Nineteenth-century Britain produced some of the most notable and innovative landscape painters of all time and saw the emergence of mega-artists like J. M. W. Turner and John Constable, artists whose work is as popular now as it ever was. Samuel Palmer is rightly grouped amongst these much-celebrated artists, with his paintings bringing an unprecedented spiritual dimension and intensity to the genre. Samuel Palmer met William Blake in 1824, and the poet became his mentor and an influence on his work, as he developed an increasingly bold and fervent style.
Palmer is the focus of a new monograph by pre-eminent scholar William Vaughan, who organised the 2005 retrospective on the artist hosted by both The British Museum and The Metropolitan Museum of Art in New York. Samuel Palmer: Shadows on the Wall builds upon this important exhibition and provides a comprehensive and fresh take on the artist who many now hail as a precursor of modernism in the twentieth century. Vaughan places Palmer’s art within the context of his times and draws on unpublished material that together, change our understanding of the artist.
Explore Samuel Palmer: Shadows on the Wall with a look at some magnificent spreads:

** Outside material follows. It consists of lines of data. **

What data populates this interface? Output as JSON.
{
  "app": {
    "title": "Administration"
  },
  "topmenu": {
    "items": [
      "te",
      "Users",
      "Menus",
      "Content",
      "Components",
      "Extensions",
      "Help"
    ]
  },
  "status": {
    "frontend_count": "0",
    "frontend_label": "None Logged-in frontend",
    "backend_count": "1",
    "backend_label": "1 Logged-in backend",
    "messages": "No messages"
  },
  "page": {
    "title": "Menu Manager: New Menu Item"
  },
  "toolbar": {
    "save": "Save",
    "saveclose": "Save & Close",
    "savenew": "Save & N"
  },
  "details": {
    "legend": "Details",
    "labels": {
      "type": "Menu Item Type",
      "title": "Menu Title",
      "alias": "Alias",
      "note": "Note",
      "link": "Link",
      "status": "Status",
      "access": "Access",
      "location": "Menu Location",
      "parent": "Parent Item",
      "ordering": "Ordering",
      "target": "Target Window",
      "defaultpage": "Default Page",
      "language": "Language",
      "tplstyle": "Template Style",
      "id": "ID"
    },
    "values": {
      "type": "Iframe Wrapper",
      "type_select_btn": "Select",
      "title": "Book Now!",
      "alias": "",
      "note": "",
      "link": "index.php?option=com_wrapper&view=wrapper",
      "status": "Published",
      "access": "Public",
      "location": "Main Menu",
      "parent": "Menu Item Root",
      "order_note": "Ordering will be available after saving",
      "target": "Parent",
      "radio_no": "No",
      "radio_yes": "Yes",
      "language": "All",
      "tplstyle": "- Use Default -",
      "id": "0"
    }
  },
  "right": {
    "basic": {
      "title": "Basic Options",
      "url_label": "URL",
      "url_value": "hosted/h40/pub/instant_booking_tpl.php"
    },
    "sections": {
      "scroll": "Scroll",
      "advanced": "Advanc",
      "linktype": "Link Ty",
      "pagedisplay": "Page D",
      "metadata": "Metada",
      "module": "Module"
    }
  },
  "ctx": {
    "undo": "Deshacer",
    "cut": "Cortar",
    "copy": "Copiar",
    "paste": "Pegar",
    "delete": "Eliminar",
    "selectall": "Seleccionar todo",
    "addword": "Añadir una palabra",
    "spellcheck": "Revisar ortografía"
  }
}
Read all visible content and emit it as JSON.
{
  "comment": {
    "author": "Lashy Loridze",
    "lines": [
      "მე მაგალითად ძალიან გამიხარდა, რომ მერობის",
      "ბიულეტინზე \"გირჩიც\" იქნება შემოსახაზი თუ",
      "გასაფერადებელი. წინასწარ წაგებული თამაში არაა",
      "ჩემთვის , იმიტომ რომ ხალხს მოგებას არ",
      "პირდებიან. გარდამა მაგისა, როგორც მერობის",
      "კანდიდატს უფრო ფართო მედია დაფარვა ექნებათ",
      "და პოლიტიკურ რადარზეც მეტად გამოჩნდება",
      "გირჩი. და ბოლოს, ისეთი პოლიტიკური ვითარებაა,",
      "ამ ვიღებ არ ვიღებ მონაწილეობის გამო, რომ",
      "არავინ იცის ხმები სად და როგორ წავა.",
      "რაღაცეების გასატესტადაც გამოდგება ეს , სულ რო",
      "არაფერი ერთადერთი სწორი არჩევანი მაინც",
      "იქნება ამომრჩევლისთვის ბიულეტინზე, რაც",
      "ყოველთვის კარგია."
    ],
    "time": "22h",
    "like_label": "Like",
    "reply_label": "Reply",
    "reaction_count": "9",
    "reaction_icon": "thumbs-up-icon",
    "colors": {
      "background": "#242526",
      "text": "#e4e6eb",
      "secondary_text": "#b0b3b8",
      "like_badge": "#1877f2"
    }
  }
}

Samuel Palmer: Shadows on the Wall by William Vaughan is available from Yale University Press.